As she approached the end of Chopin’s difficult Revolutionary Etude, the piece’s mounting musical turbulence exploded.
“Alice’s hands slid furiously over the keys, zig-zagging up and down from the heights to the lowest registers, with the final four chords ringing out, like so many shrieks of despair,” biographers Melissa Muller and Reinhard Piechocki wrote in 2006.
The next day, she was given an extra ladle of watery soup — a privilege at a Nazi concentration camp, but one that made the pianist distinctly uncomfortable.
Herz-Sommer, who was widely thought to be the oldest survivor of the Holocaust and is the subject of an Oscar-nominated documentary, died Sunday at a London hospital, her daughter-in-law Genevieve Sommer told the Associated Press. She was 110.
An accomplished classical musician before World War II, she and her young son Raphael endured Theresienstadt, a camp the Germans cynically used to show the world how well they treated the Jews.
Though prisoner concerts and a children’s opera were filmed for Nazi propaganda purposes, about 90,000 of the 140,000 Jews transported to the camp were later sent to near-certain death in Auschwitz and elsewhere, according to the U.S. Holocaust Memorial Museum. About 33,000 died in Theresienstadt.
Relentlessly positive despite everything, Herz-Sommer is the subject of “The Lady in Number 6,” a 38-minute documentary in contention for an Academy Award.
“When we showed her some early footage of the film, she just smiled,” producer Nick Reed said Sunday. “For her, the Oscar nomination is all very lovely, but it’s more about how we all live our lives.”
With arthritic hands, Herz-Sommer practiced piano in her tiny North London flat two or three hours daily almost until her death.
She discussed music with love and animation but spoke reluctantly about the horrors of the Holocaust. She seldom expressed bitterness.
“These concerts, the people are sitting there, old people, desolated and ill, and they came to the concerts and this music was for them our food,” she recalled. “Music was our food. Through making music we were kept alive.”
When her 72-year-old mother was torn from Prague and sent to a concentration camp in 1942, the distraught Herz-Sommer heeded an inner command.
Born in Prague on Nov. 26,1903, Herz-Sommer grew up in comfort. Franz Kafka, the famously dark author, was a family friend who would take Herz-Sommer and her friends on rollicking walks through the woods.
“He said they had to find a certain magic animal in the forest, who was going to produce lunch for them,” said Caroline Stoessinger, a concert pianist and author of a 2012 biography called “A Century of Wisdom: Lessons from the Life of Alice Herz-Sommer, the World’s Oldest Living Holocaust Survivor.”

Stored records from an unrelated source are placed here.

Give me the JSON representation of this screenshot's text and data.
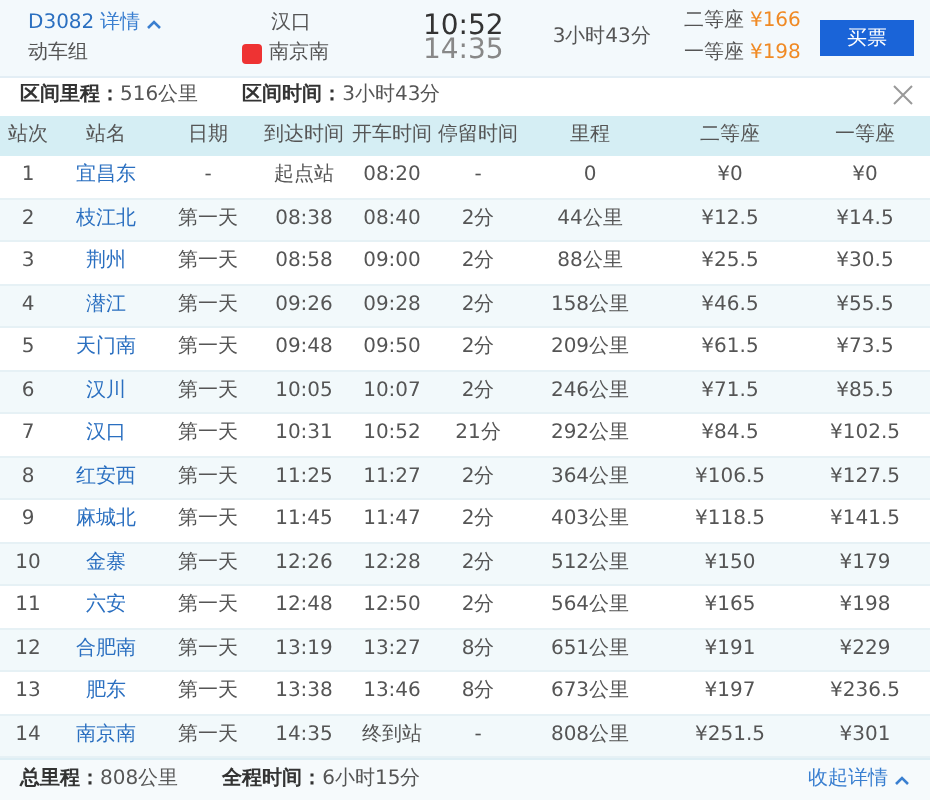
{
  "train": {
    "number": "D3082",
    "details_link": "详情",
    "type": "动车组",
    "from": "汉口",
    "to": "南京南",
    "depart": "10:52",
    "arrive": "14:35",
    "duration": "3小时43分",
    "prices": [
      {
        "seat": "二等座",
        "price": "¥166"
      },
      {
        "seat": "一等座",
        "price": "¥198"
      }
    ],
    "buy_button": "买票"
  },
  "summary": [
    {
      "label": "区间里程：",
      "value": "516公里"
    },
    {
      "label": "区间时间：",
      "value": "3小时43分"
    }
  ],
  "table": {
    "columns": [
      "站次",
      "站名",
      "日期",
      "到达时间",
      "开车时间",
      "停留时间",
      "里程",
      "二等座",
      "一等座"
    ],
    "rows": [
      [
        "1",
        "宜昌东",
        "-",
        "起点站",
        "08:20",
        "-",
        "0",
        "¥0",
        "¥0"
      ],
      [
        "2",
        "枝江北",
        "第一天",
        "08:38",
        "08:40",
        "2分",
        "44公里",
        "¥12.5",
        "¥14.5"
      ],
      [
        "3",
        "荆州",
        "第一天",
        "08:58",
        "09:00",
        "2分",
        "88公里",
        "¥25.5",
        "¥30.5"
      ],
      [
        "4",
        "潜江",
        "第一天",
        "09:26",
        "09:28",
        "2分",
        "158公里",
        "¥46.5",
        "¥55.5"
      ],
      [
        "5",
        "天门南",
        "第一天",
        "09:48",
        "09:50",
        "2分",
        "209公里",
        "¥61.5",
        "¥73.5"
      ],
      [
        "6",
        "汉川",
        "第一天",
        "10:05",
        "10:07",
        "2分",
        "246公里",
        "¥71.5",
        "¥85.5"
      ],
      [
        "7",
        "汉口",
        "第一天",
        "10:31",
        "10:52",
        "21分",
        "292公里",
        "¥84.5",
        "¥102.5"
      ],
      [
        "8",
        "红安西",
        "第一天",
        "11:25",
        "11:27",
        "2分",
        "364公里",
        "¥106.5",
        "¥127.5"
      ],
      [
        "9",
        "麻城北",
        "第一天",
        "11:45",
        "11:47",
        "2分",
        "403公里",
        "¥118.5",
        "¥141.5"
      ],
      [
        "10",
        "金寨",
        "第一天",
        "12:26",
        "12:28",
        "2分",
        "512公里",
        "¥150",
        "¥179"
      ],
      [
        "11",
        "六安",
        "第一天",
        "12:48",
        "12:50",
        "2分",
        "564公里",
        "¥165",
        "¥198"
      ],
      [
        "12",
        "合肥南",
        "第一天",
        "13:19",
        "13:27",
        "8分",
        "651公里",
        "¥191",
        "¥229"
      ],
      [
        "13",
        "肥东",
        "第一天",
        "13:38",
        "13:46",
        "8分",
        "673公里",
        "¥197",
        "¥236.5"
      ],
      [
        "14",
        "南京南",
        "第一天",
        "14:35",
        "终到站",
        "-",
        "808公里",
        "¥251.5",
        "¥301"
      ]
    ]
  },
  "footer": {
    "items": [
      {
        "label": "总里程：",
        "value": "808公里"
      },
      {
        "label": "全程时间：",
        "value": "6小时15分"
      }
    ],
    "collapse_link": "收起详情"
  }
}
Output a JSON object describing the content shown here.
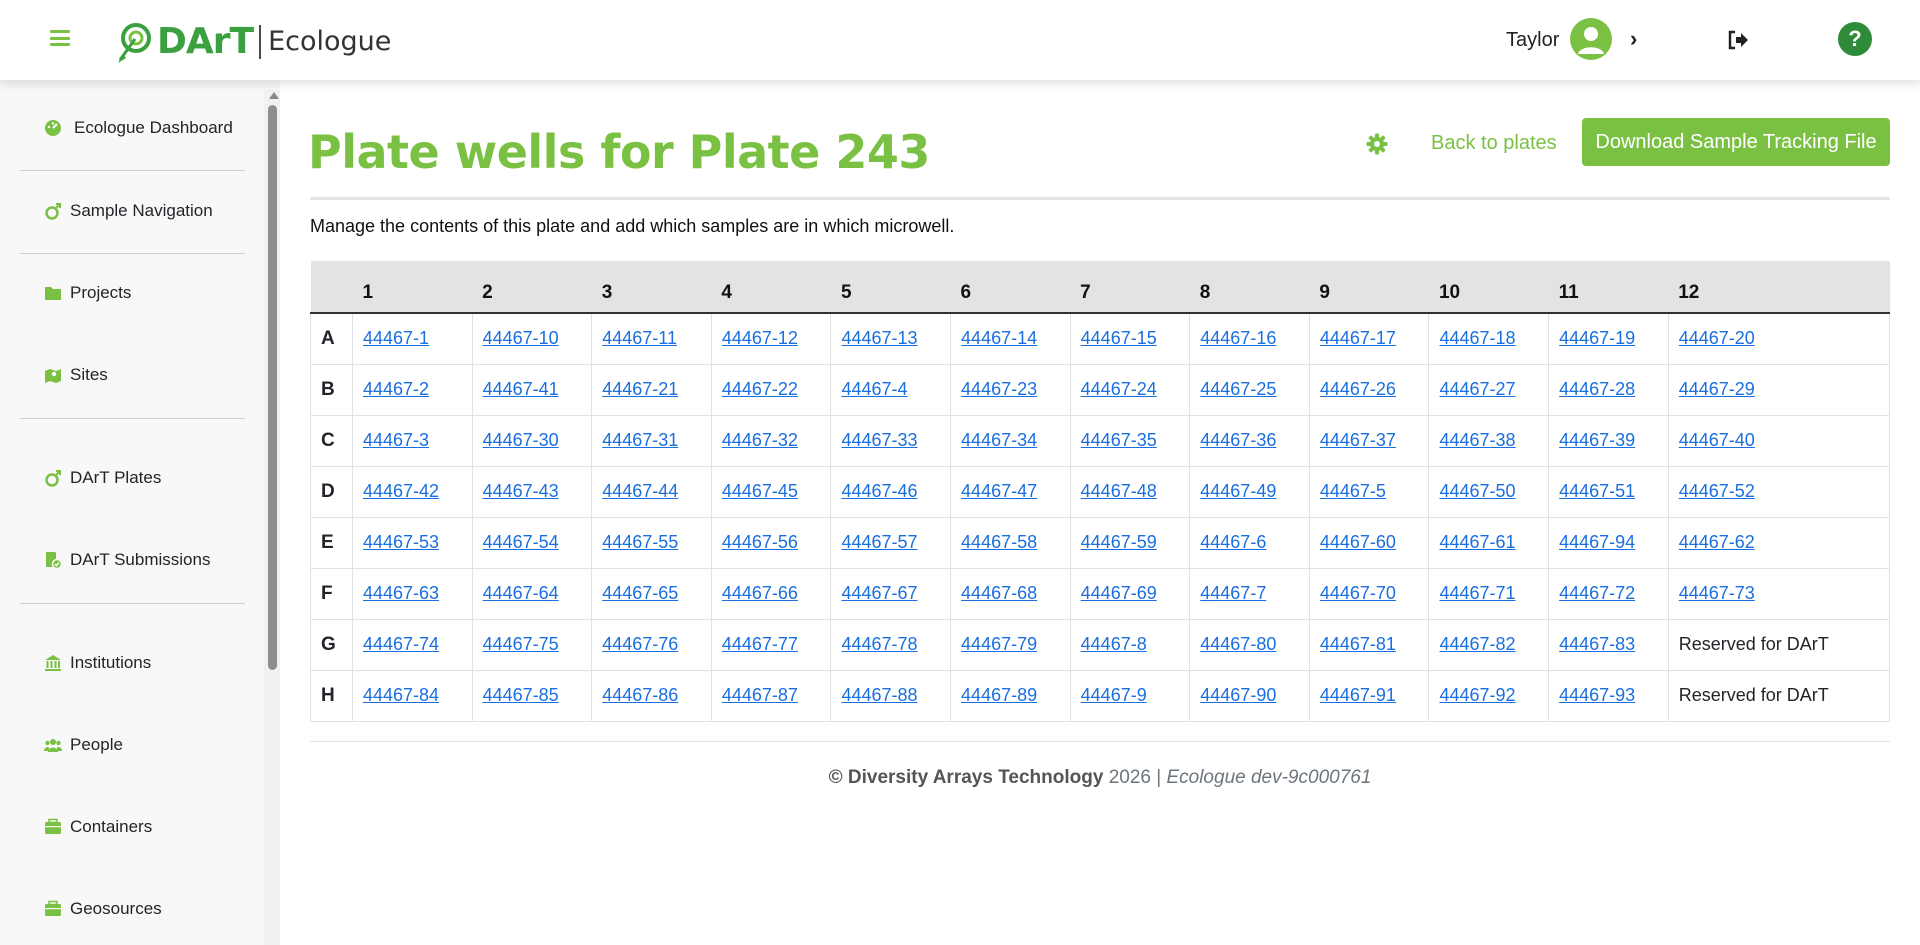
{
  "header": {
    "brand_dart": "DArT",
    "brand_app": "Ecologue",
    "user_name": "Taylor",
    "help_label": "?"
  },
  "sidebar": {
    "items": [
      {
        "label": "Ecologue Dashboard",
        "icon": "dashboard-icon"
      },
      {
        "label": "Sample Navigation",
        "icon": "sample-navigation-icon"
      },
      {
        "label": "Projects",
        "icon": "folder-icon"
      },
      {
        "label": "Sites",
        "icon": "map-marker-icon"
      },
      {
        "label": "DArT Plates",
        "icon": "plate-icon"
      },
      {
        "label": "DArT Submissions",
        "icon": "submission-icon"
      },
      {
        "label": "Institutions",
        "icon": "institution-icon"
      },
      {
        "label": "People",
        "icon": "people-icon"
      },
      {
        "label": "Containers",
        "icon": "container-icon"
      },
      {
        "label": "Geosources",
        "icon": "geosource-icon"
      }
    ]
  },
  "main": {
    "title": "Plate wells for Plate 243",
    "back_label": "Back to plates",
    "download_label": "Download Sample Tracking File",
    "description": "Manage the contents of this plate and add which samples are in which microwell.",
    "columns": [
      "1",
      "2",
      "3",
      "4",
      "5",
      "6",
      "7",
      "8",
      "9",
      "10",
      "11",
      "12"
    ],
    "rows": [
      {
        "label": "A",
        "cells": [
          {
            "text": "44467-1",
            "link": true
          },
          {
            "text": "44467-10",
            "link": true
          },
          {
            "text": "44467-11",
            "link": true
          },
          {
            "text": "44467-12",
            "link": true
          },
          {
            "text": "44467-13",
            "link": true
          },
          {
            "text": "44467-14",
            "link": true
          },
          {
            "text": "44467-15",
            "link": true
          },
          {
            "text": "44467-16",
            "link": true
          },
          {
            "text": "44467-17",
            "link": true
          },
          {
            "text": "44467-18",
            "link": true
          },
          {
            "text": "44467-19",
            "link": true
          },
          {
            "text": "44467-20",
            "link": true
          }
        ]
      },
      {
        "label": "B",
        "cells": [
          {
            "text": "44467-2",
            "link": true
          },
          {
            "text": "44467-41",
            "link": true
          },
          {
            "text": "44467-21",
            "link": true
          },
          {
            "text": "44467-22",
            "link": true
          },
          {
            "text": "44467-4",
            "link": true
          },
          {
            "text": "44467-23",
            "link": true
          },
          {
            "text": "44467-24",
            "link": true
          },
          {
            "text": "44467-25",
            "link": true
          },
          {
            "text": "44467-26",
            "link": true
          },
          {
            "text": "44467-27",
            "link": true
          },
          {
            "text": "44467-28",
            "link": true
          },
          {
            "text": "44467-29",
            "link": true
          }
        ]
      },
      {
        "label": "C",
        "cells": [
          {
            "text": "44467-3",
            "link": true
          },
          {
            "text": "44467-30",
            "link": true
          },
          {
            "text": "44467-31",
            "link": true
          },
          {
            "text": "44467-32",
            "link": true
          },
          {
            "text": "44467-33",
            "link": true
          },
          {
            "text": "44467-34",
            "link": true
          },
          {
            "text": "44467-35",
            "link": true
          },
          {
            "text": "44467-36",
            "link": true
          },
          {
            "text": "44467-37",
            "link": true
          },
          {
            "text": "44467-38",
            "link": true
          },
          {
            "text": "44467-39",
            "link": true
          },
          {
            "text": "44467-40",
            "link": true
          }
        ]
      },
      {
        "label": "D",
        "cells": [
          {
            "text": "44467-42",
            "link": true
          },
          {
            "text": "44467-43",
            "link": true
          },
          {
            "text": "44467-44",
            "link": true
          },
          {
            "text": "44467-45",
            "link": true
          },
          {
            "text": "44467-46",
            "link": true
          },
          {
            "text": "44467-47",
            "link": true
          },
          {
            "text": "44467-48",
            "link": true
          },
          {
            "text": "44467-49",
            "link": true
          },
          {
            "text": "44467-5",
            "link": true
          },
          {
            "text": "44467-50",
            "link": true
          },
          {
            "text": "44467-51",
            "link": true
          },
          {
            "text": "44467-52",
            "link": true
          }
        ]
      },
      {
        "label": "E",
        "cells": [
          {
            "text": "44467-53",
            "link": true
          },
          {
            "text": "44467-54",
            "link": true
          },
          {
            "text": "44467-55",
            "link": true
          },
          {
            "text": "44467-56",
            "link": true
          },
          {
            "text": "44467-57",
            "link": true
          },
          {
            "text": "44467-58",
            "link": true
          },
          {
            "text": "44467-59",
            "link": true
          },
          {
            "text": "44467-6",
            "link": true
          },
          {
            "text": "44467-60",
            "link": true
          },
          {
            "text": "44467-61",
            "link": true
          },
          {
            "text": "44467-94",
            "link": true
          },
          {
            "text": "44467-62",
            "link": true
          }
        ]
      },
      {
        "label": "F",
        "cells": [
          {
            "text": "44467-63",
            "link": true
          },
          {
            "text": "44467-64",
            "link": true
          },
          {
            "text": "44467-65",
            "link": true
          },
          {
            "text": "44467-66",
            "link": true
          },
          {
            "text": "44467-67",
            "link": true
          },
          {
            "text": "44467-68",
            "link": true
          },
          {
            "text": "44467-69",
            "link": true
          },
          {
            "text": "44467-7",
            "link": true
          },
          {
            "text": "44467-70",
            "link": true
          },
          {
            "text": "44467-71",
            "link": true
          },
          {
            "text": "44467-72",
            "link": true
          },
          {
            "text": "44467-73",
            "link": true
          }
        ]
      },
      {
        "label": "G",
        "cells": [
          {
            "text": "44467-74",
            "link": true
          },
          {
            "text": "44467-75",
            "link": true
          },
          {
            "text": "44467-76",
            "link": true
          },
          {
            "text": "44467-77",
            "link": true
          },
          {
            "text": "44467-78",
            "link": true
          },
          {
            "text": "44467-79",
            "link": true
          },
          {
            "text": "44467-8",
            "link": true
          },
          {
            "text": "44467-80",
            "link": true
          },
          {
            "text": "44467-81",
            "link": true
          },
          {
            "text": "44467-82",
            "link": true
          },
          {
            "text": "44467-83",
            "link": true
          },
          {
            "text": "Reserved for DArT",
            "link": false
          }
        ]
      },
      {
        "label": "H",
        "cells": [
          {
            "text": "44467-84",
            "link": true
          },
          {
            "text": "44467-85",
            "link": true
          },
          {
            "text": "44467-86",
            "link": true
          },
          {
            "text": "44467-87",
            "link": true
          },
          {
            "text": "44467-88",
            "link": true
          },
          {
            "text": "44467-89",
            "link": true
          },
          {
            "text": "44467-9",
            "link": true
          },
          {
            "text": "44467-90",
            "link": true
          },
          {
            "text": "44467-91",
            "link": true
          },
          {
            "text": "44467-92",
            "link": true
          },
          {
            "text": "44467-93",
            "link": true
          },
          {
            "text": "Reserved for DArT",
            "link": false
          }
        ]
      }
    ]
  },
  "footer": {
    "company": "© Diversity Arrays Technology",
    "year": "2026 |",
    "version": "Ecologue dev-9c000761"
  },
  "colors": {
    "brand_green": "#7ac143",
    "dark_green": "#2e8b3a",
    "link_blue": "#1a6fe0"
  }
}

Kafka’s stories would somehow lead to the spots where he had stashed a knapsack filled with sandwiches.
In 1931, Herz-Sommer met a musician named Leopold Sommer. Two weeks later, they married. Their son, Stephan, was born in 1937, two years before Germany invaded Czechoslovakia.
Restrictions on Jews increased and, in 1943, the small family was packed off to Theresienstadt.
The night before, her Czech friends dropped by to sort through the family’s possessions as if they had already gone. One neighbor, a member of the Nazi Party, brought biscuits and thanked her for her years of playing.
“The Nazi was the most human of all,” she said in a 2006 interview with Britain’s Guardian newspaper.
Leopold Sommer was sent from Theresienstadt to Auschwitz and then Dachau, where he died of typhus.
Herz-Sommer immigrated to Israel after the war, joining her twin sister, Mizzi, in 1949. She taught at the Jerusalem Conservatory and seldom mentioned the Holocaust.
She also became friendly with former Prime Minister Golda Meir, with whom she peeled potatoes for a goulash.
“She always did what had to be done,” Stoessinger said.
Herz-Sommer moved to London in 1986 to join her son, who had changed his name to Raphael and become a cellist.
When Raphael died in 1998, his mother collapsed and, for a time, stopped playing.
“Her neighbors thought it would be the end for her,” Stoessinger said. “But then they heard her playing one day, and it was fine: Alice was back!”
She stayed in her apartment until two days before her death, seeing — and occasionally flirting — with journalists and well-wishers.
“It just seemed she was almost immortal,” Stoessinger said. “Her death was a shock.”
Herz-Sommer’s survivors include two grandsons.